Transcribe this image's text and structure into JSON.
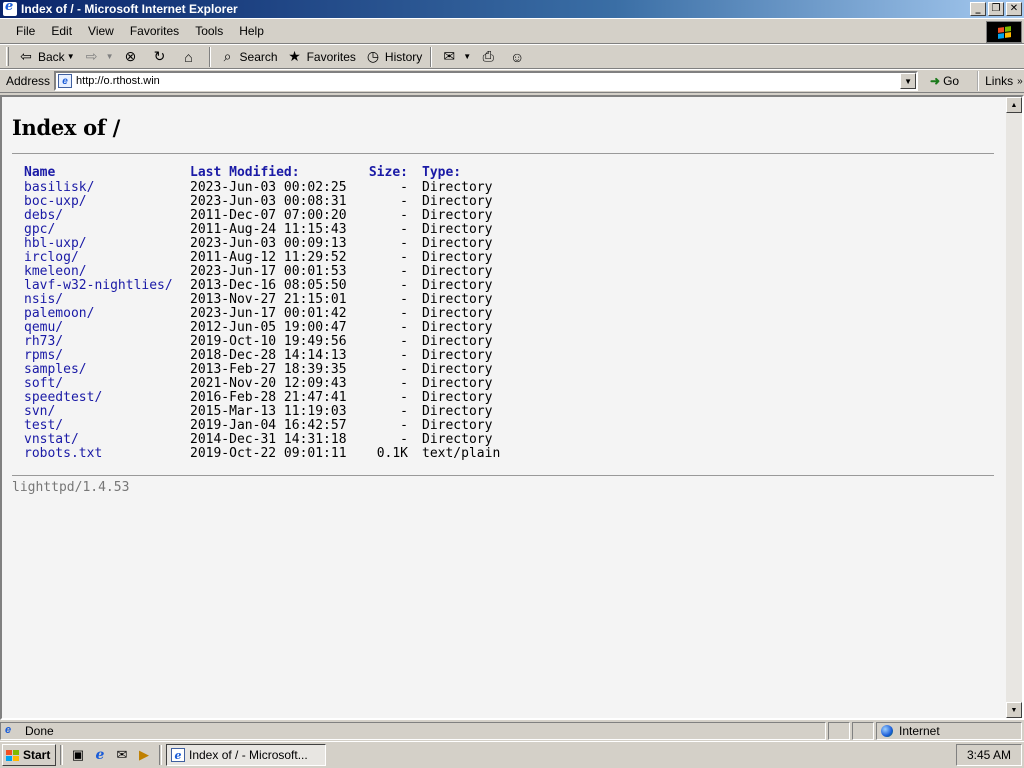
{
  "window": {
    "title": "Index of / - Microsoft Internet Explorer",
    "minimize_label": "_",
    "maximize_label": "❐",
    "close_label": "✕"
  },
  "menu": {
    "items": [
      "File",
      "Edit",
      "View",
      "Favorites",
      "Tools",
      "Help"
    ]
  },
  "toolbar": {
    "back_label": "Back",
    "search_label": "Search",
    "favorites_label": "Favorites",
    "history_label": "History"
  },
  "address": {
    "label": "Address",
    "url": "http://o.rthost.win",
    "go_label": "Go",
    "links_label": "Links"
  },
  "page": {
    "heading": "Index of /",
    "columns": {
      "name": "Name",
      "modified": "Last Modified:",
      "size": "Size:",
      "type": "Type:"
    },
    "rows": [
      {
        "name": "basilisk/",
        "modified": "2023-Jun-03 00:02:25",
        "size": "-",
        "type": "Directory"
      },
      {
        "name": "boc-uxp/",
        "modified": "2023-Jun-03 00:08:31",
        "size": "-",
        "type": "Directory"
      },
      {
        "name": "debs/",
        "modified": "2011-Dec-07 07:00:20",
        "size": "-",
        "type": "Directory"
      },
      {
        "name": "gpc/",
        "modified": "2011-Aug-24 11:15:43",
        "size": "-",
        "type": "Directory"
      },
      {
        "name": "hbl-uxp/",
        "modified": "2023-Jun-03 00:09:13",
        "size": "-",
        "type": "Directory"
      },
      {
        "name": "irclog/",
        "modified": "2011-Aug-12 11:29:52",
        "size": "-",
        "type": "Directory"
      },
      {
        "name": "kmeleon/",
        "modified": "2023-Jun-17 00:01:53",
        "size": "-",
        "type": "Directory"
      },
      {
        "name": "lavf-w32-nightlies/",
        "modified": "2013-Dec-16 08:05:50",
        "size": "-",
        "type": "Directory"
      },
      {
        "name": "nsis/",
        "modified": "2013-Nov-27 21:15:01",
        "size": "-",
        "type": "Directory"
      },
      {
        "name": "palemoon/",
        "modified": "2023-Jun-17 00:01:42",
        "size": "-",
        "type": "Directory"
      },
      {
        "name": "qemu/",
        "modified": "2012-Jun-05 19:00:47",
        "size": "-",
        "type": "Directory"
      },
      {
        "name": "rh73/",
        "modified": "2019-Oct-10 19:49:56",
        "size": "-",
        "type": "Directory"
      },
      {
        "name": "rpms/",
        "modified": "2018-Dec-28 14:14:13",
        "size": "-",
        "type": "Directory"
      },
      {
        "name": "samples/",
        "modified": "2013-Feb-27 18:39:35",
        "size": "-",
        "type": "Directory"
      },
      {
        "name": "soft/",
        "modified": "2021-Nov-20 12:09:43",
        "size": "-",
        "type": "Directory"
      },
      {
        "name": "speedtest/",
        "modified": "2016-Feb-28 21:47:41",
        "size": "-",
        "type": "Directory"
      },
      {
        "name": "svn/",
        "modified": "2015-Mar-13 11:19:03",
        "size": "-",
        "type": "Directory"
      },
      {
        "name": "test/",
        "modified": "2019-Jan-04 16:42:57",
        "size": "-",
        "type": "Directory"
      },
      {
        "name": "vnstat/",
        "modified": "2014-Dec-31 14:31:18",
        "size": "-",
        "type": "Directory"
      },
      {
        "name": "robots.txt",
        "modified": "2019-Oct-22 09:01:11",
        "size": "0.1K",
        "type": "text/plain"
      }
    ],
    "server_signature": "lighttpd/1.4.53"
  },
  "status": {
    "text": "Done",
    "zone": "Internet"
  },
  "taskbar": {
    "start_label": "Start",
    "task_label": "Index of / - Microsoft...",
    "clock": "3:45 AM"
  },
  "colors": {
    "title_gradient_start": "#0a246a",
    "link_blue": "#1a1aa6",
    "chrome_gray": "#d4d0c8"
  }
}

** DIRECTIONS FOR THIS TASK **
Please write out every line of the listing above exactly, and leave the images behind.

** EXERCISE RESPONSE **
Transcribe this image's text and structure into JSON.
{
  "window": {
    "title": "Index of / - Microsoft Internet Explorer",
    "minimize_label": "_",
    "maximize_label": "❐",
    "close_label": "✕"
  },
  "menu": {
    "items": [
      "File",
      "Edit",
      "View",
      "Favorites",
      "Tools",
      "Help"
    ]
  },
  "toolbar": {
    "back_label": "Back",
    "search_label": "Search",
    "favorites_label": "Favorites",
    "history_label": "History"
  },
  "address": {
    "label": "Address",
    "url": "http://o.rthost.win",
    "go_label": "Go",
    "links_label": "Links"
  },
  "page": {
    "heading": "Index of /",
    "columns": {
      "name": "Name",
      "modified": "Last Modified:",
      "size": "Size:",
      "type": "Type:"
    },
    "rows": [
      {
        "name": "basilisk/",
        "modified": "2023-Jun-03 00:02:25",
        "size": "-",
        "type": "Directory"
      },
      {
        "name": "boc-uxp/",
        "modified": "2023-Jun-03 00:08:31",
        "size": "-",
        "type": "Directory"
      },
      {
        "name": "debs/",
        "modified": "2011-Dec-07 07:00:20",
        "size": "-",
        "type": "Directory"
      },
      {
        "name": "gpc/",
        "modified": "2011-Aug-24 11:15:43",
        "size": "-",
        "type": "Directory"
      },
      {
        "name": "hbl-uxp/",
        "modified": "2023-Jun-03 00:09:13",
        "size": "-",
        "type": "Directory"
      },
      {
        "name": "irclog/",
        "modified": "2011-Aug-12 11:29:52",
        "size": "-",
        "type": "Directory"
      },
      {
        "name": "kmeleon/",
        "modified": "2023-Jun-17 00:01:53",
        "size": "-",
        "type": "Directory"
      },
      {
        "name": "lavf-w32-nightlies/",
        "modified": "2013-Dec-16 08:05:50",
        "size": "-",
        "type": "Directory"
      },
      {
        "name": "nsis/",
        "modified": "2013-Nov-27 21:15:01",
        "size": "-",
        "type": "Directory"
      },
      {
        "name": "palemoon/",
        "modified": "2023-Jun-17 00:01:42",
        "size": "-",
        "type": "Directory"
      },
      {
        "name": "qemu/",
        "modified": "2012-Jun-05 19:00:47",
        "size": "-",
        "type": "Directory"
      },
      {
        "name": "rh73/",
        "modified": "2019-Oct-10 19:49:56",
        "size": "-",
        "type": "Directory"
      },
      {
        "name": "rpms/",
        "modified": "2018-Dec-28 14:14:13",
        "size": "-",
        "type": "Directory"
      },
      {
        "name": "samples/",
        "modified": "2013-Feb-27 18:39:35",
        "size": "-",
        "type": "Directory"
      },
      {
        "name": "soft/",
        "modified": "2021-Nov-20 12:09:43",
        "size": "-",
        "type": "Directory"
      },
      {
        "name": "speedtest/",
        "modified": "2016-Feb-28 21:47:41",
        "size": "-",
        "type": "Directory"
      },
      {
        "name": "svn/",
        "modified": "2015-Mar-13 11:19:03",
        "size": "-",
        "type": "Directory"
      },
      {
        "name": "test/",
        "modified": "2019-Jan-04 16:42:57",
        "size": "-",
        "type": "Directory"
      },
      {
        "name": "vnstat/",
        "modified": "2014-Dec-31 14:31:18",
        "size": "-",
        "type": "Directory"
      },
      {
        "name": "robots.txt",
        "modified": "2019-Oct-22 09:01:11",
        "size": "0.1K",
        "type": "text/plain"
      }
    ],
    "server_signature": "lighttpd/1.4.53"
  },
  "status": {
    "text": "Done",
    "zone": "Internet"
  },
  "taskbar": {
    "start_label": "Start",
    "task_label": "Index of / - Microsoft...",
    "clock": "3:45 AM"
  },
  "colors": {
    "title_gradient_start": "#0a246a",
    "link_blue": "#1a1aa6",
    "chrome_gray": "#d4d0c8"
  }
}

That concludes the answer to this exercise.